◆ **Source data**
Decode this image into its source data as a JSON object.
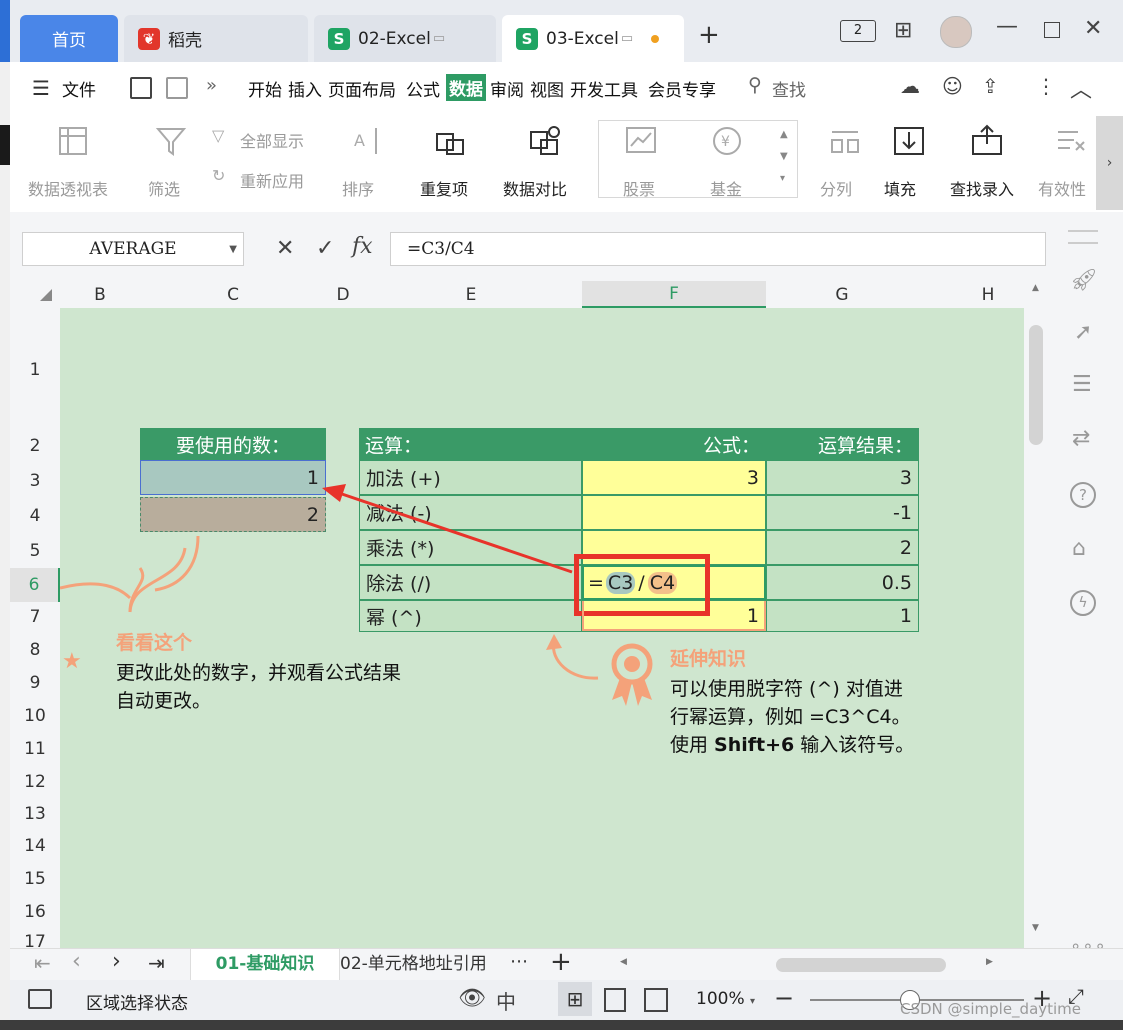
{
  "tabs": [
    {
      "label": "首页"
    },
    {
      "label": "稻壳"
    },
    {
      "label": "02-Excel"
    },
    {
      "label": "03-Excel"
    }
  ],
  "window": {
    "badge": "2"
  },
  "menu": {
    "file": "文件",
    "items": [
      "开始",
      "插入",
      "页面布局",
      "公式",
      "数据",
      "审阅",
      "视图",
      "开发工具",
      "会员专享"
    ],
    "search": "查找"
  },
  "ribbon": {
    "pivot": "数据透视表",
    "filter": "筛选",
    "show_all": "全部显示",
    "reapply": "重新应用",
    "sort": "排序",
    "duplicates": "重复项",
    "compare": "数据对比",
    "stocks": "股票",
    "funds": "基金",
    "split": "分列",
    "fill": "填充",
    "lookup": "查找录入",
    "validity": "有效性"
  },
  "formula_bar": {
    "name_box": "AVERAGE",
    "fx": "fx",
    "formula": "=C3/C4"
  },
  "columns": [
    "B",
    "C",
    "D",
    "E",
    "F",
    "G",
    "H"
  ],
  "rows": [
    "1",
    "2",
    "3",
    "4",
    "5",
    "6",
    "7",
    "8",
    "9",
    "10",
    "11",
    "12",
    "13",
    "14",
    "15",
    "16",
    "17"
  ],
  "numbers_table": {
    "header": "要使用的数：",
    "values": [
      "1",
      "2"
    ]
  },
  "ops_table": {
    "headers": {
      "op": "运算：",
      "formula": "公式：",
      "result": "运算结果："
    },
    "rows": [
      {
        "op": "加法 (+)",
        "formula": "3",
        "result": "3"
      },
      {
        "op": "减法 (-)",
        "formula": "",
        "result": "-1"
      },
      {
        "op": "乘法 (*)",
        "formula": "",
        "result": "2"
      },
      {
        "op": "除法 (/)",
        "formula": "=C3/C4",
        "result": "0.5"
      },
      {
        "op": "幂 (^)",
        "formula": "1",
        "result": "1"
      }
    ],
    "editing": {
      "eq": "=",
      "ref1": "C3",
      "slash": "/",
      "ref2": "C4"
    }
  },
  "note_left": {
    "title": "看看这个",
    "line1": "更改此处的数字，并观看公式结果",
    "line2": "自动更改。"
  },
  "note_right": {
    "title": "延伸知识",
    "line1": "可以使用脱字符 (^) 对值进",
    "line2": "行幂运算，例如 =C3^C4。",
    "line3_a": "使用 ",
    "line3_b": "Shift+6",
    "line3_c": " 输入该符号。"
  },
  "sheet_tabs": [
    "01-基础知识",
    "02-单元格地址引用"
  ],
  "status": {
    "mode": "区域选择状态",
    "zoom": "100%"
  },
  "watermark": "CSDN @simple_daytime",
  "colors": {
    "accent_green": "#2e9b64",
    "header_green": "#3a9a67",
    "sheet_bg": "#cfe6cf",
    "yellow": "#ffff99",
    "orange": "#f4a27a",
    "red": "#e8332a"
  }
}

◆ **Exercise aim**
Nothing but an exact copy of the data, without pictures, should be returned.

◆ **Answer to this problem**
Decode this image into its source data as a JSON object.
{
  "tabs": [
    {
      "label": "首页"
    },
    {
      "label": "稻壳"
    },
    {
      "label": "02-Excel"
    },
    {
      "label": "03-Excel"
    }
  ],
  "window": {
    "badge": "2"
  },
  "menu": {
    "file": "文件",
    "items": [
      "开始",
      "插入",
      "页面布局",
      "公式",
      "数据",
      "审阅",
      "视图",
      "开发工具",
      "会员专享"
    ],
    "search": "查找"
  },
  "ribbon": {
    "pivot": "数据透视表",
    "filter": "筛选",
    "show_all": "全部显示",
    "reapply": "重新应用",
    "sort": "排序",
    "duplicates": "重复项",
    "compare": "数据对比",
    "stocks": "股票",
    "funds": "基金",
    "split": "分列",
    "fill": "填充",
    "lookup": "查找录入",
    "validity": "有效性"
  },
  "formula_bar": {
    "name_box": "AVERAGE",
    "fx": "fx",
    "formula": "=C3/C4"
  },
  "columns": [
    "B",
    "C",
    "D",
    "E",
    "F",
    "G",
    "H"
  ],
  "rows": [
    "1",
    "2",
    "3",
    "4",
    "5",
    "6",
    "7",
    "8",
    "9",
    "10",
    "11",
    "12",
    "13",
    "14",
    "15",
    "16",
    "17"
  ],
  "numbers_table": {
    "header": "要使用的数：",
    "values": [
      "1",
      "2"
    ]
  },
  "ops_table": {
    "headers": {
      "op": "运算：",
      "formula": "公式：",
      "result": "运算结果："
    },
    "rows": [
      {
        "op": "加法 (+)",
        "formula": "3",
        "result": "3"
      },
      {
        "op": "减法 (-)",
        "formula": "",
        "result": "-1"
      },
      {
        "op": "乘法 (*)",
        "formula": "",
        "result": "2"
      },
      {
        "op": "除法 (/)",
        "formula": "=C3/C4",
        "result": "0.5"
      },
      {
        "op": "幂 (^)",
        "formula": "1",
        "result": "1"
      }
    ],
    "editing": {
      "eq": "=",
      "ref1": "C3",
      "slash": "/",
      "ref2": "C4"
    }
  },
  "note_left": {
    "title": "看看这个",
    "line1": "更改此处的数字，并观看公式结果",
    "line2": "自动更改。"
  },
  "note_right": {
    "title": "延伸知识",
    "line1": "可以使用脱字符 (^) 对值进",
    "line2": "行幂运算，例如 =C3^C4。",
    "line3_a": "使用 ",
    "line3_b": "Shift+6",
    "line3_c": " 输入该符号。"
  },
  "sheet_tabs": [
    "01-基础知识",
    "02-单元格地址引用"
  ],
  "status": {
    "mode": "区域选择状态",
    "zoom": "100%"
  },
  "watermark": "CSDN @simple_daytime",
  "colors": {
    "accent_green": "#2e9b64",
    "header_green": "#3a9a67",
    "sheet_bg": "#cfe6cf",
    "yellow": "#ffff99",
    "orange": "#f4a27a",
    "red": "#e8332a"
  }
}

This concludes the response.